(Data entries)
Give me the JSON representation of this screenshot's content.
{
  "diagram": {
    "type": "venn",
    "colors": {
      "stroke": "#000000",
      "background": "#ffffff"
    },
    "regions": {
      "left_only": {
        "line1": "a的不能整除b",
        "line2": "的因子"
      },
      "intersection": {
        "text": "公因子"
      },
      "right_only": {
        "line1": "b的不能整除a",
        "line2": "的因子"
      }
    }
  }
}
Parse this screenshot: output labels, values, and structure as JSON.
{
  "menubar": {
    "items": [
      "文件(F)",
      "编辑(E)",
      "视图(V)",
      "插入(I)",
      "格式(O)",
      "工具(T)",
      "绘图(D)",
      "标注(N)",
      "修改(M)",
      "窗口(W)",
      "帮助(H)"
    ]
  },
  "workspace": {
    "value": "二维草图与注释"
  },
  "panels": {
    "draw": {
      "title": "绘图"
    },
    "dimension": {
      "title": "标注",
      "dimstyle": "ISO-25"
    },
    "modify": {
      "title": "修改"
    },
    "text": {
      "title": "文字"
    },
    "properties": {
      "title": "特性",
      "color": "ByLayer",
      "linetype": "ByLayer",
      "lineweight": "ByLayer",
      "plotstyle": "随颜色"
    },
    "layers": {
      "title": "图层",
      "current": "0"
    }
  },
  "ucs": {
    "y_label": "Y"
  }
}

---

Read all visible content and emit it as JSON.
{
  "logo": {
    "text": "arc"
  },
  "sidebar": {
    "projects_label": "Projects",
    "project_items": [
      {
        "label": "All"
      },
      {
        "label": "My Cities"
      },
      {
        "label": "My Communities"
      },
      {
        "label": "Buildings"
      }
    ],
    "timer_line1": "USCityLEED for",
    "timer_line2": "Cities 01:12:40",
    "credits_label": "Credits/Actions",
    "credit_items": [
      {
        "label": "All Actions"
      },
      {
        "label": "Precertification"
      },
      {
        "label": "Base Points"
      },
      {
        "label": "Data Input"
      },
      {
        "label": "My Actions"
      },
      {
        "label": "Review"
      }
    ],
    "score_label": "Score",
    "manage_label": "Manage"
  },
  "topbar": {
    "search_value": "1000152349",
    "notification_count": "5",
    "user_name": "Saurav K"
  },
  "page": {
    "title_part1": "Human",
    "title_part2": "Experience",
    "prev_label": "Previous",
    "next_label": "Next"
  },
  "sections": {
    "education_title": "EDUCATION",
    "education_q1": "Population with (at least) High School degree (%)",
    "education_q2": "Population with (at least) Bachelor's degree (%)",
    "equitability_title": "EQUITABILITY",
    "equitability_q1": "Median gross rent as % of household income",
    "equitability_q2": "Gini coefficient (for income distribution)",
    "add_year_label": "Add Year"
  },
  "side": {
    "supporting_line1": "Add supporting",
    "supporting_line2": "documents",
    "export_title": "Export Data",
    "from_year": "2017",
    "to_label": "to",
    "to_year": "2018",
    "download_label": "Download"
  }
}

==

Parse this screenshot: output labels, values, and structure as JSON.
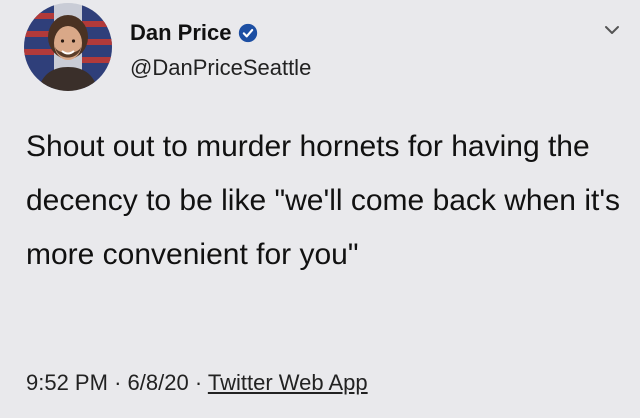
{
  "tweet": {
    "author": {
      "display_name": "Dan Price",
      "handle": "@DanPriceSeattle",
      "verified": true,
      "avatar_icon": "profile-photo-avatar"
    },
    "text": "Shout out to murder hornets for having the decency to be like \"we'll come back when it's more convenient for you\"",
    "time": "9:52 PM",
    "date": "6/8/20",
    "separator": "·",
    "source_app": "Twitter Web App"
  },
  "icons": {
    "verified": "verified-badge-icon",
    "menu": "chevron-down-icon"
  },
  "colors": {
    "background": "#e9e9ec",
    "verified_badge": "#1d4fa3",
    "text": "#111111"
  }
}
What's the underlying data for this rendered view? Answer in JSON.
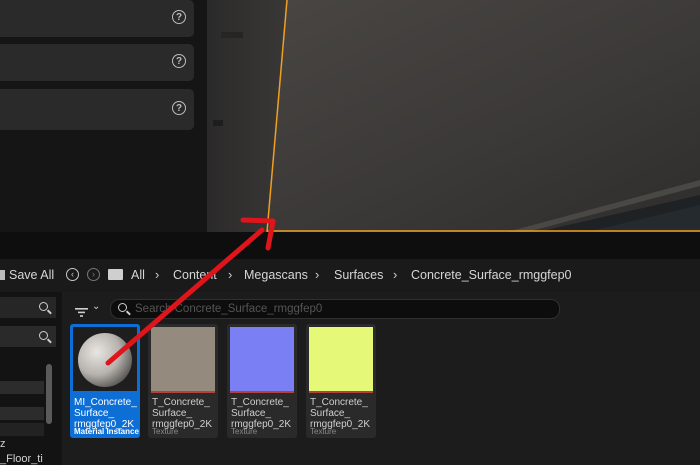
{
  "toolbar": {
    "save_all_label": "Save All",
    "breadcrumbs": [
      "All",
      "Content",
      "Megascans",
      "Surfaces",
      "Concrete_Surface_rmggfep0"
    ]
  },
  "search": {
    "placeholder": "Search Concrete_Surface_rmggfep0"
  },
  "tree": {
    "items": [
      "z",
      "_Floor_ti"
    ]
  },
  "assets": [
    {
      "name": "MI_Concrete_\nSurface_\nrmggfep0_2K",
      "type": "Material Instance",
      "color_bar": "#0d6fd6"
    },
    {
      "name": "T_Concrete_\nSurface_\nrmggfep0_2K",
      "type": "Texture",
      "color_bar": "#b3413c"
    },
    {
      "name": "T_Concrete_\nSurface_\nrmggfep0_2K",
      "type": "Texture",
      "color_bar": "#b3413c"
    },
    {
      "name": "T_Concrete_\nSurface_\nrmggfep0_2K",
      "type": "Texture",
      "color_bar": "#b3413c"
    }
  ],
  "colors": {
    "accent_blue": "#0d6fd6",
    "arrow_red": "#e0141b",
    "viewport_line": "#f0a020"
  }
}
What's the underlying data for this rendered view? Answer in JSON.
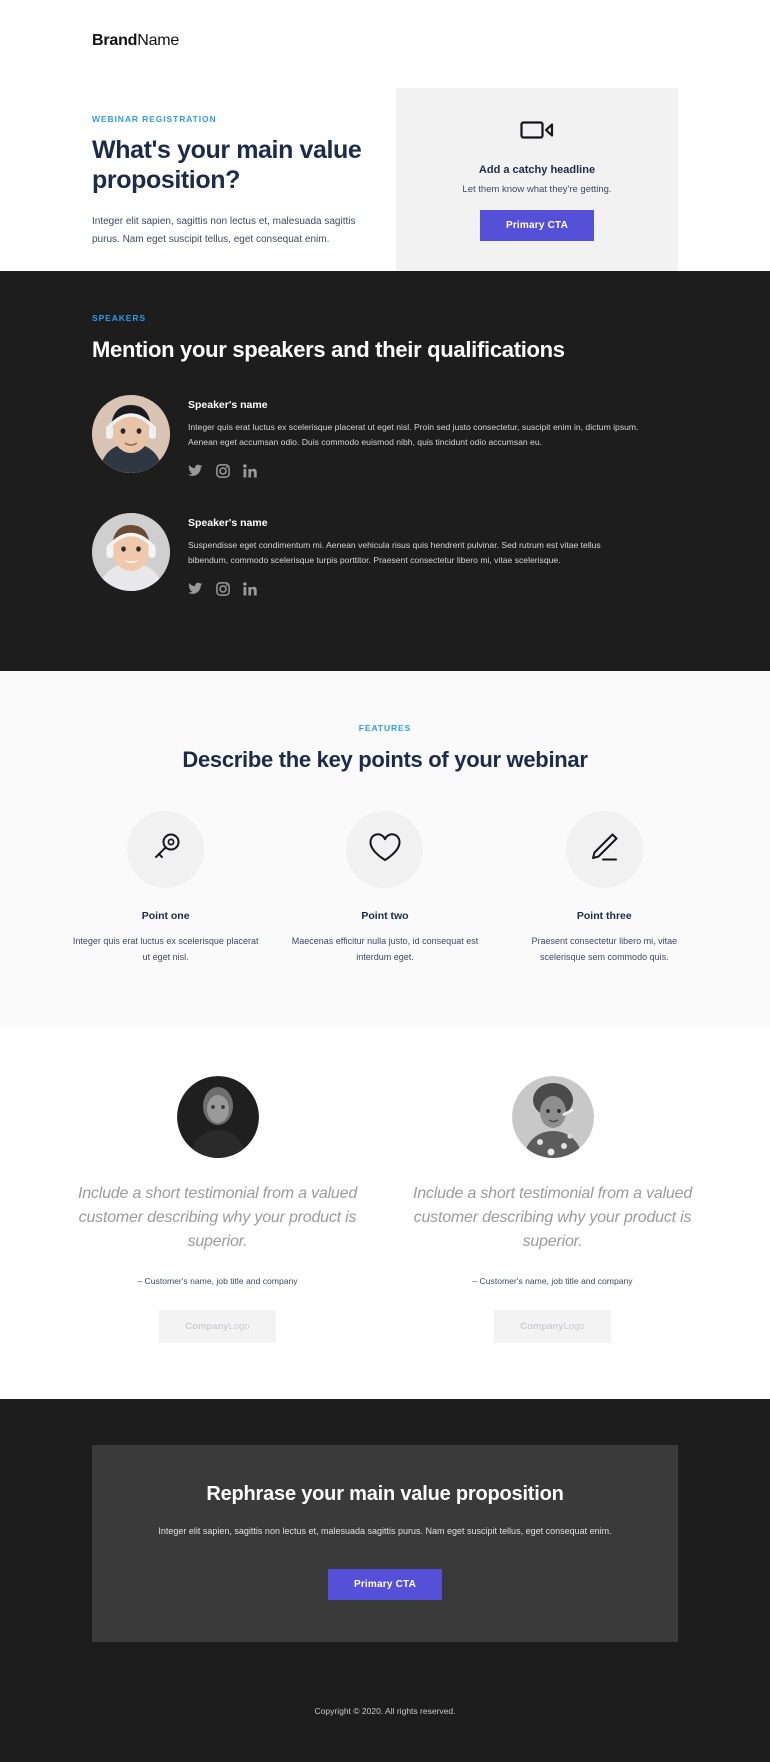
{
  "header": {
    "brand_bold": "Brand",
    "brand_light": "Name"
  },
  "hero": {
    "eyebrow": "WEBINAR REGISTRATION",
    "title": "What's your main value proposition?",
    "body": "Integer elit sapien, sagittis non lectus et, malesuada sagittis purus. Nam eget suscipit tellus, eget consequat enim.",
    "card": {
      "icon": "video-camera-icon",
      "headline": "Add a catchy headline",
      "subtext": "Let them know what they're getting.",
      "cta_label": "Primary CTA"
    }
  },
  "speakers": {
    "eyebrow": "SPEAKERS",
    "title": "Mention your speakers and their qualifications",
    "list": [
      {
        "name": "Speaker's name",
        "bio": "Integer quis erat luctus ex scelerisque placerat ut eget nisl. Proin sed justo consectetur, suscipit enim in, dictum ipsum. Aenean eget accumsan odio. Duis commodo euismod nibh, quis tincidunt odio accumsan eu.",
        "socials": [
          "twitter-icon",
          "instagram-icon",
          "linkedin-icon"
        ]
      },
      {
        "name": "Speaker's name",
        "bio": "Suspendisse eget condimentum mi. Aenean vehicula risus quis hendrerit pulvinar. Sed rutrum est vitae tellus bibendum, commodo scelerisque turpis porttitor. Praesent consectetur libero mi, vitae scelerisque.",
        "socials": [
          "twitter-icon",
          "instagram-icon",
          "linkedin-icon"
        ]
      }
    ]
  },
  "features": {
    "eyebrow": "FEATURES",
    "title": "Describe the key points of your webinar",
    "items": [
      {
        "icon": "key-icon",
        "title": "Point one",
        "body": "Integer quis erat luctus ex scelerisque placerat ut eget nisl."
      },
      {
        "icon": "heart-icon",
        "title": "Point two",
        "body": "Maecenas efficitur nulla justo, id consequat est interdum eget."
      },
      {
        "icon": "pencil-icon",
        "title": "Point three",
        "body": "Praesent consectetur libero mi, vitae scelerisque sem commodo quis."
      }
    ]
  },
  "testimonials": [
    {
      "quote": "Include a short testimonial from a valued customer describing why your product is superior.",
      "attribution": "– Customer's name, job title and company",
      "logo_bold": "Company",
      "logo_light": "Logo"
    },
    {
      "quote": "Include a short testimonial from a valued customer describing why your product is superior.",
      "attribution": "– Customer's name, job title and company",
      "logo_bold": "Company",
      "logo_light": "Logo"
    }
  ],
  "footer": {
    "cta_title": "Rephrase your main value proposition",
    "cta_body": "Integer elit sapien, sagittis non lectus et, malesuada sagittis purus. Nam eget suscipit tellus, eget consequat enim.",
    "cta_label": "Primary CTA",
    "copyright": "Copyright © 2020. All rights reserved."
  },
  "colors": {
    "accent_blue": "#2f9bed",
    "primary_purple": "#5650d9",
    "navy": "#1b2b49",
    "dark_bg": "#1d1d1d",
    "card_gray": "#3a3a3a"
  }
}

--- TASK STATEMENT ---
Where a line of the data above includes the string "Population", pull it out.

--- OUTPUT FOR THIS TASK ---
    "education_q1": "Population with (at least) High School degree (%)",
    "education_q2": "Population with (at least) Bachelor's degree (%)",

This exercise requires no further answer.